## WHAT IS EXPECTED:
Retype the full set of data, character for character.

## Items from a data source:
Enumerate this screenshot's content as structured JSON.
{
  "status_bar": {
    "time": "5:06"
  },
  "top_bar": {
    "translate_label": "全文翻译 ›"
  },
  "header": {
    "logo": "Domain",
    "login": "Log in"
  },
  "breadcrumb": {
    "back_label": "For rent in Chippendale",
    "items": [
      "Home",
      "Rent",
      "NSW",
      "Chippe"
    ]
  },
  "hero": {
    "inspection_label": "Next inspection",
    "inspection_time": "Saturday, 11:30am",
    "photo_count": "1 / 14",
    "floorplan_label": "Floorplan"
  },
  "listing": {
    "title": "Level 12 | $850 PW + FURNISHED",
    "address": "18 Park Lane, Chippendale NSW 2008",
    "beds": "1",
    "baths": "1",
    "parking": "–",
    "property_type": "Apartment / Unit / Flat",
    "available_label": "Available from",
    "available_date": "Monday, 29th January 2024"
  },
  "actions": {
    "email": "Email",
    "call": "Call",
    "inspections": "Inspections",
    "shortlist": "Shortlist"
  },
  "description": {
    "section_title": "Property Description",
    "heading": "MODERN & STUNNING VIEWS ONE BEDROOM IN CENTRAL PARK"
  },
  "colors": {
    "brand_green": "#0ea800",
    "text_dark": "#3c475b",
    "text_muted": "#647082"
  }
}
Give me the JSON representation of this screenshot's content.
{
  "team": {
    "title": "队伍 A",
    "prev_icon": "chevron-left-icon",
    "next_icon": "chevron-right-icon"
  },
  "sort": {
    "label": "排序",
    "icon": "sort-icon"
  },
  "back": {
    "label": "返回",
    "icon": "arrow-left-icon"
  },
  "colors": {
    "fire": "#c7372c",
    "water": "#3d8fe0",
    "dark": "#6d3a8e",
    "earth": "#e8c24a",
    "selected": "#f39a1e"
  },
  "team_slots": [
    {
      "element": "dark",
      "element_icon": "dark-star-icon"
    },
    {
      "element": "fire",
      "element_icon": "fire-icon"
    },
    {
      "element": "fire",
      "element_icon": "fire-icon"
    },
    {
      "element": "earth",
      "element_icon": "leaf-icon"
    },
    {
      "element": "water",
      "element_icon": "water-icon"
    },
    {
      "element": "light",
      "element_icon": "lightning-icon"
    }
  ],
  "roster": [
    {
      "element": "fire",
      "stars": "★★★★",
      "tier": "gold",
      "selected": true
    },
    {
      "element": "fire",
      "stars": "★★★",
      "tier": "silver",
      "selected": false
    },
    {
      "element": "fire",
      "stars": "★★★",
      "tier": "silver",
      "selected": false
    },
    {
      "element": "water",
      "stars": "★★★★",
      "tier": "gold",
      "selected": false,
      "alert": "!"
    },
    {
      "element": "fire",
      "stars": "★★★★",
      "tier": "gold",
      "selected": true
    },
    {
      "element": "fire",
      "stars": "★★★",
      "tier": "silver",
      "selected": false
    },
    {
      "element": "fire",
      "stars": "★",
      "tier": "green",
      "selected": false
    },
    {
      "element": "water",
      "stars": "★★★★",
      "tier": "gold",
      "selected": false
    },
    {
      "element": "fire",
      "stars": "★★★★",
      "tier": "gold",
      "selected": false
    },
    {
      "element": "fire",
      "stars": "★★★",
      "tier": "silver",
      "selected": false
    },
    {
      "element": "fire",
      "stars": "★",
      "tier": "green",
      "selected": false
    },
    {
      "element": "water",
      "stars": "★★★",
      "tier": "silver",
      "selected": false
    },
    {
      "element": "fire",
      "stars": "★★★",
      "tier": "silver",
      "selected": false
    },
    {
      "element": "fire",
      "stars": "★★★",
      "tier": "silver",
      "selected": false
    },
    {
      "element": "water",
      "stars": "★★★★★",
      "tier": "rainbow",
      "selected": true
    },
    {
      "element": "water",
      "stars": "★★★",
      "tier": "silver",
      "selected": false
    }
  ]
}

## OUTPUT OF THE TASK:
Enumerate this screenshot's content as structured JSON.
{
  "status_bar": {
    "time": "5:06"
  },
  "top_bar": {
    "translate_label": "全文翻译 ›"
  },
  "header": {
    "logo": "Domain",
    "login": "Log in"
  },
  "breadcrumb": {
    "back_label": "For rent in Chippendale",
    "items": [
      "Home",
      "Rent",
      "NSW",
      "Chippe"
    ]
  },
  "hero": {
    "inspection_label": "Next inspection",
    "inspection_time": "Saturday, 11:30am",
    "photo_count": "1 / 14",
    "floorplan_label": "Floorplan"
  },
  "listing": {
    "title": "Level 12 | $850 PW + FURNISHED",
    "address": "18 Park Lane, Chippendale NSW 2008",
    "beds": "1",
    "baths": "1",
    "parking": "–",
    "property_type": "Apartment / Unit / Flat",
    "available_label": "Available from",
    "available_date": "Monday, 29th January 2024"
  },
  "actions": {
    "email": "Email",
    "call": "Call",
    "inspections": "Inspections",
    "shortlist": "Shortlist"
  },
  "description": {
    "section_title": "Property Description",
    "heading": "MODERN & STUNNING VIEWS ONE BEDROOM IN CENTRAL PARK"
  },
  "colors": {
    "brand_green": "#0ea800",
    "text_dark": "#3c475b",
    "text_muted": "#647082"
  }
}
Give me the JSON representation of this screenshot's content.
{
  "team": {
    "title": "队伍 A",
    "prev_icon": "chevron-left-icon",
    "next_icon": "chevron-right-icon"
  },
  "sort": {
    "label": "排序",
    "icon": "sort-icon"
  },
  "back": {
    "label": "返回",
    "icon": "arrow-left-icon"
  },
  "colors": {
    "fire": "#c7372c",
    "water": "#3d8fe0",
    "dark": "#6d3a8e",
    "earth": "#e8c24a",
    "selected": "#f39a1e"
  },
  "team_slots": [
    {
      "element": "dark",
      "element_icon": "dark-star-icon"
    },
    {
      "element": "fire",
      "element_icon": "fire-icon"
    },
    {
      "element": "fire",
      "element_icon": "fire-icon"
    },
    {
      "element": "earth",
      "element_icon": "leaf-icon"
    },
    {
      "element": "water",
      "element_icon": "water-icon"
    },
    {
      "element": "light",
      "element_icon": "lightning-icon"
    }
  ],
  "roster": [
    {
      "element": "fire",
      "stars": "★★★★",
      "tier": "gold",
      "selected": true
    },
    {
      "element": "fire",
      "stars": "★★★",
      "tier": "silver",
      "selected": false
    },
    {
      "element": "fire",
      "stars": "★★★",
      "tier": "silver",
      "selected": false
    },
    {
      "element": "water",
      "stars": "★★★★",
      "tier": "gold",
      "selected": false,
      "alert": "!"
    },
    {
      "element": "fire",
      "stars": "★★★★",
      "tier": "gold",
      "selected": true
    },
    {
      "element": "fire",
      "stars": "★★★",
      "tier": "silver",
      "selected": false
    },
    {
      "element": "fire",
      "stars": "★",
      "tier": "green",
      "selected": false
    },
    {
      "element": "water",
      "stars": "★★★★",
      "tier": "gold",
      "selected": false
    },
    {
      "element": "fire",
      "stars": "★★★★",
      "tier": "gold",
      "selected": false
    },
    {
      "element": "fire",
      "stars": "★★★",
      "tier": "silver",
      "selected": false
    },
    {
      "element": "fire",
      "stars": "★",
      "tier": "green",
      "selected": false
    },
    {
      "element": "water",
      "stars": "★★★",
      "tier": "silver",
      "selected": false
    },
    {
      "element": "fire",
      "stars": "★★★",
      "tier": "silver",
      "selected": false
    },
    {
      "element": "fire",
      "stars": "★★★",
      "tier": "silver",
      "selected": false
    },
    {
      "element": "water",
      "stars": "★★★★★",
      "tier": "rainbow",
      "selected": true
    },
    {
      "element": "water",
      "stars": "★★★",
      "tier": "silver",
      "selected": false
    }
  ]
}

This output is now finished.